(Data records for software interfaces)
◇ ◇ ◇ ◇

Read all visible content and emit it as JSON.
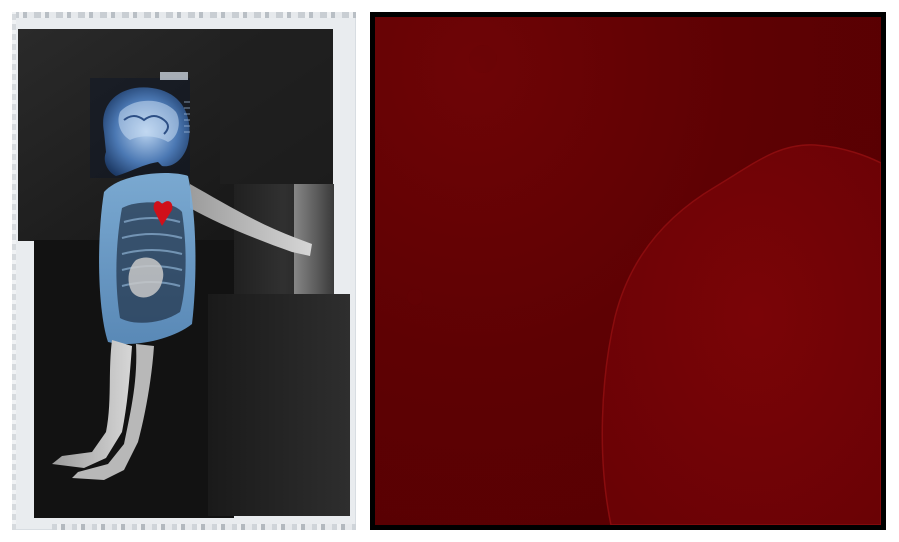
{
  "artwork": {
    "left_panel": {
      "description_key": "collage",
      "colors": {
        "mat": "#e9ecef",
        "dark_block": "#1c1c1c",
        "mid_block": "#2b2b2b",
        "xray_blue": "#6f9fcf",
        "heart_red": "#d0101a"
      }
    },
    "right_panel": {
      "colors": {
        "frame": "#000000",
        "field": "#5e0103",
        "blob": "#730306",
        "blob_edge": "#8a0c0e"
      }
    }
  }
}
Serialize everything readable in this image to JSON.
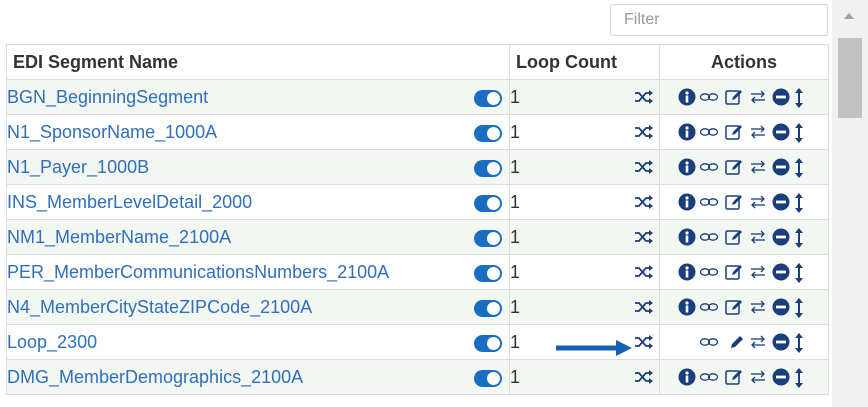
{
  "filter": {
    "placeholder": "Filter",
    "value": ""
  },
  "table": {
    "headers": {
      "name": "EDI Segment Name",
      "loop_count": "Loop Count",
      "actions": "Actions"
    },
    "rows": [
      {
        "name": "BGN_BeginningSegment",
        "enabled": true,
        "loop_count": "1",
        "has_info": true,
        "edit_icon": "edit-box"
      },
      {
        "name": "N1_SponsorName_1000A",
        "enabled": true,
        "loop_count": "1",
        "has_info": true,
        "edit_icon": "edit-box"
      },
      {
        "name": "N1_Payer_1000B",
        "enabled": true,
        "loop_count": "1",
        "has_info": true,
        "edit_icon": "edit-box"
      },
      {
        "name": "INS_MemberLevelDetail_2000",
        "enabled": true,
        "loop_count": "1",
        "has_info": true,
        "edit_icon": "edit-box"
      },
      {
        "name": "NM1_MemberName_2100A",
        "enabled": true,
        "loop_count": "1",
        "has_info": true,
        "edit_icon": "edit-box"
      },
      {
        "name": "PER_MemberCommunicationsNumbers_2100A",
        "enabled": true,
        "loop_count": "1",
        "has_info": true,
        "edit_icon": "edit-box"
      },
      {
        "name": "N4_MemberCityStateZIPCode_2100A",
        "enabled": true,
        "loop_count": "1",
        "has_info": true,
        "edit_icon": "edit-box"
      },
      {
        "name": "Loop_2300",
        "enabled": true,
        "loop_count": "1",
        "has_info": false,
        "edit_icon": "pencil"
      },
      {
        "name": "DMG_MemberDemographics_2100A",
        "enabled": true,
        "loop_count": "1",
        "has_info": true,
        "edit_icon": "edit-box"
      }
    ]
  },
  "icons": {
    "shuffle": "shuffle-icon",
    "info": "info-icon",
    "link": "infinity-link-icon",
    "edit": "edit-icon",
    "swap": "swap-icon",
    "remove": "minus-circle-icon",
    "reorder": "vertical-arrows-icon"
  },
  "colors": {
    "link": "#2f6fbb",
    "toggle": "#1a6ec1",
    "icon": "#1a3d7c",
    "annotation_arrow": "#1560b0",
    "row_alt": "#f2f7f2"
  }
}
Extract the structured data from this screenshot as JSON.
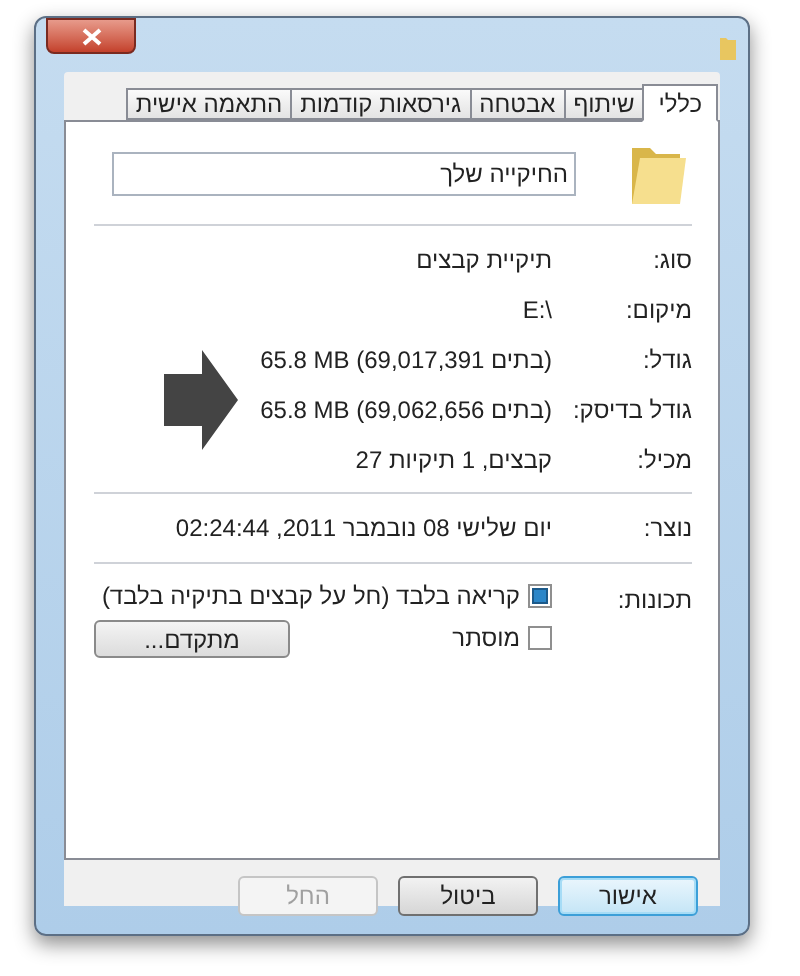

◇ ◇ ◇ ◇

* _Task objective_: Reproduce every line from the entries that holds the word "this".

* _Written reply_:
Serialize everything readable in this image to JSON.
Extract the structured data from this screenshot as JSON.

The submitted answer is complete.